Pollination is a complex process. It’s not as easy as an insect simply visiting a flower.
This is important to remember when talking about which species are the ‘best’ or ‘most important’ pollinators. Simply observing an animal visiting a flower is not, on its own, evidence that the animal is pollinating the flower.
Many insects (and other animals) visit flowers, to feed on pollen, nectar or other flower parts. Many of these interactions result in pollination…although some visitors are better pollinators than others. Some of these visitors commit floral larceny – they are robbers or thieves (there’s a difference!) of either pollen or nectar, and they leave without pollinating. Some might even damage flower parts so much that they indirectly affect the flower’s capacity to be pollinated by other visitors.
To know for sure that an insect is pollinating a particular flower, we first need to know what kind of reproductive system that flower has. Is it male, female or bisexual (containing both male and female parts)? Can it self-pollinate, or does it need to be outcrossed to another flower or plant of the same species? Once we know this, we then need to watch the behaviour of the insect that visits that flower. Does the insect visit one flower and fly away, or many flowers in a row? Does it move between plants? Does it actually touch the reproductive parts of the flower when it visits each flower? Continue reading
A few years ago, I wrote an article for Ensia about how popular media tend to separate science and nature stories as if they’re unrelated categories. Most major online news websites have separate pages for ‘Science’ stories (predominantly technology, space and medical research) and ‘Environment’ stories (mostly pieces on nature, wilderness, environmental activism, or cute wildlife, sometimes with a few pieces on climate change thrown in for good measure). Continue reading
The cultural traditions of Christmas, like every aspect of our lives, are embedded in stories of science…botany, ecology, chemistry, entomology etc.

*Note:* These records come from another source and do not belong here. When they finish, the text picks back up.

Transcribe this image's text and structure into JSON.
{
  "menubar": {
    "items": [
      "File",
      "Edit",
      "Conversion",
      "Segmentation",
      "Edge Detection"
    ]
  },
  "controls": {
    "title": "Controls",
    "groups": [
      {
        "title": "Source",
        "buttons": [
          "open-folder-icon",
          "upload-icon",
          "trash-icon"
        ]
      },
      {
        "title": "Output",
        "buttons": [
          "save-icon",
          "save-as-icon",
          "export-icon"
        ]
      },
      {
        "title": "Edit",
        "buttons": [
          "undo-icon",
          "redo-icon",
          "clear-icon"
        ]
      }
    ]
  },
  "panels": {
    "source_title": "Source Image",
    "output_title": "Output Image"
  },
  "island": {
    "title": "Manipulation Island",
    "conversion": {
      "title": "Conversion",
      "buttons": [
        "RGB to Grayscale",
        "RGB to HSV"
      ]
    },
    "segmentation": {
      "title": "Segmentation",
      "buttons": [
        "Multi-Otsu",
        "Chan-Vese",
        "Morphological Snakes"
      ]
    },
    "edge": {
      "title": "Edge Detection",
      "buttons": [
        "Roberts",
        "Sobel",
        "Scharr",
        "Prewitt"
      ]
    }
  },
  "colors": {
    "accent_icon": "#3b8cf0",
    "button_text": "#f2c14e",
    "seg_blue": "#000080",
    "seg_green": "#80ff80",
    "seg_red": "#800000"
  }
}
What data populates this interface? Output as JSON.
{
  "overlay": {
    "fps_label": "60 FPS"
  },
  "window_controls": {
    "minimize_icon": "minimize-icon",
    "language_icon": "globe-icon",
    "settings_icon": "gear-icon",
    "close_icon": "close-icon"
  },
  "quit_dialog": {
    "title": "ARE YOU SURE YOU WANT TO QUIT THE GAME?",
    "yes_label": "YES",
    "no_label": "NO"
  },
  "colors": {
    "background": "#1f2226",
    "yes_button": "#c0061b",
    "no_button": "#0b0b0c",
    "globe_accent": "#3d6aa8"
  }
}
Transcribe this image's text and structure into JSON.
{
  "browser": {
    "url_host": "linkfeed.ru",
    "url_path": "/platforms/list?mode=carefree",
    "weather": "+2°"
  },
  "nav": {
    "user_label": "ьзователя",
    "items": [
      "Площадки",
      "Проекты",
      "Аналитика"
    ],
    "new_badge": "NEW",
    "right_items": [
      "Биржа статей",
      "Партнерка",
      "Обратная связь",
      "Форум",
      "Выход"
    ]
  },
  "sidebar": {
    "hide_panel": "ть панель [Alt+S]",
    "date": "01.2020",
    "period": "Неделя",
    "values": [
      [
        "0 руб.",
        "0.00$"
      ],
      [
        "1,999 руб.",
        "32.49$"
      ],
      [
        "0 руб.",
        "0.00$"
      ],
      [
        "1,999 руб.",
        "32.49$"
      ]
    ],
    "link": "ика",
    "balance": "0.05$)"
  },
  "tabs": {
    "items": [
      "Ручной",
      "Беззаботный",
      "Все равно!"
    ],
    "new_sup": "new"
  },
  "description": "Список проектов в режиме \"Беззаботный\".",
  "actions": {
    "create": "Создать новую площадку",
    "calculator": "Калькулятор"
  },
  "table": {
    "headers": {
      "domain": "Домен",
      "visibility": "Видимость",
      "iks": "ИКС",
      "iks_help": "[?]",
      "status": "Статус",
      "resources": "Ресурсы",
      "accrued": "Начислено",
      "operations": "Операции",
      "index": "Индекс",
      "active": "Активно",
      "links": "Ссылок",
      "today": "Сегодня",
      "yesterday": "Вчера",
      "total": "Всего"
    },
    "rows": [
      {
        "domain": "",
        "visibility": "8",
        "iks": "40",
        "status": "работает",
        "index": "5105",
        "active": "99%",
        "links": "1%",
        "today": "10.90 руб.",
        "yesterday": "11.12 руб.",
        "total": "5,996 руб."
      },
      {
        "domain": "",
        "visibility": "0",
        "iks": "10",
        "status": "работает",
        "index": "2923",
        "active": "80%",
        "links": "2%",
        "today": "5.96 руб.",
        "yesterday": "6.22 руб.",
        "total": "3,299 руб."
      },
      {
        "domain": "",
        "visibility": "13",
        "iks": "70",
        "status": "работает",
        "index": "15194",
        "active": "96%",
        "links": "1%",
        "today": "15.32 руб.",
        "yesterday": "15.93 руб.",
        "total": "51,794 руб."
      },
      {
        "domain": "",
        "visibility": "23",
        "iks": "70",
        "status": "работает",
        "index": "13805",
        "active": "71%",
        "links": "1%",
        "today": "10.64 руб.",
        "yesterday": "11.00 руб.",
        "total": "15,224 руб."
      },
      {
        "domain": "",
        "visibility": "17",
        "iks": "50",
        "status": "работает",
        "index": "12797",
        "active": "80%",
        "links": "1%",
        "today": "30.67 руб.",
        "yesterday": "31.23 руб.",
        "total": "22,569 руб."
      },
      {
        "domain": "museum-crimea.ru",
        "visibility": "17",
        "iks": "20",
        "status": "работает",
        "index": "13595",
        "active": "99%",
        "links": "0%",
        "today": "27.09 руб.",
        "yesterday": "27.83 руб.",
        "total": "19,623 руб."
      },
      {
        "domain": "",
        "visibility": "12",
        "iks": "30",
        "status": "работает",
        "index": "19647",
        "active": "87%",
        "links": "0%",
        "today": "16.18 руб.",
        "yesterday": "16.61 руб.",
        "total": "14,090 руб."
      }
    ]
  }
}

If you blog about science and nature, Christmas-themed posts can easily become an annual habit.
Unfortunately, because of our distracted relationship with the internet, many timeless Christmas posts are read once and discarded, just like the wrapping paper and festive napkins at the end of the big day.
So here are a few Christmas posts from the archives that you may have overlooked, or might just enjoy reading again! Continue reading
Ecological Armageddon is a bit dramatic. But the message from this paper published in PLOS One is important. The study shows an 82% decline in mid-summer flying insect biomass since 1989 over multiple sites in Germany. Mid-summer is usually peak insect activity, so this is weird.
But every ecological study has a context. This context is described in the Methods section – the most important but least-read section of a scientific paper. For this study, most of the media stories glossed over or overextended the context. Continue reading
I’m what other ecologists would call an ‘applied ecologist’. I collect most of my data outdoors in the field, rather than in labs or microcosms. I work predominantly in human-modified landscapes (agroecosystems). My overall research theme (ecosystem services) is considered more relevant to management than theory. And most of my papers have been published in applied and interdisciplinary journals. And, like most applied ecologists, my ability to understand and contribute to theoretical, or ‘pure’, ecology has been questioned by other ecologists.
There are plenty of logical flaws in this argument, so why does it persist? Continue reading
My new paper has just been published in Insect Conservation & Diversity.
This has been the most enjoyable paper I’ve worked on, and I’m so excited it’s now online! It’s a systematic review of observations published in peer-reviewed literature of bee and syrphid fly species collecting pollen from wind-pollinated plants. I also cite some blog posts (see my previous post on this relationship) and discuss the importance of natural history.
The paper’s had a long development process (I presented some preliminary results at the Ecological Society of Australia conference last year) and a thorough peer review (3 revisions, 9 lots of comments and I think at least 6 individual reviewers) – thank you to Insect Conservation & Diversity and my wonderful reviewers for being so patient and helpful!
My review covered 1364 plant genera in 50 families. I looked at bee and syrphid fly species, because these are the most common pollinators in most environments globally. So this is not an ‘end of the road’ list; it’s a means to highlight how little we know about the ecology and life history of most insect pollinator species. Pollination systems of so many plant species are still undescribed, and life histories of so many insect pollinator species are still unknown…lots more basic natural history research is needed! Continue reading
Field ecology experiments are fickle. Even with best laid plans in place, they can fail…Nature doesn’t follow sampling protocols.
When this happens, should you publish the results? Most people would say no, and I would generally agree. Failed experiments are different to negative results. The latter are important additions to the scientific literature, but the former have very limited use. The results of failed experiments will have limited value, depending on why the experiment failed and how many data points were left intact. But they can have some use as ‘what not to do’ baselines for other researchers. Continue reading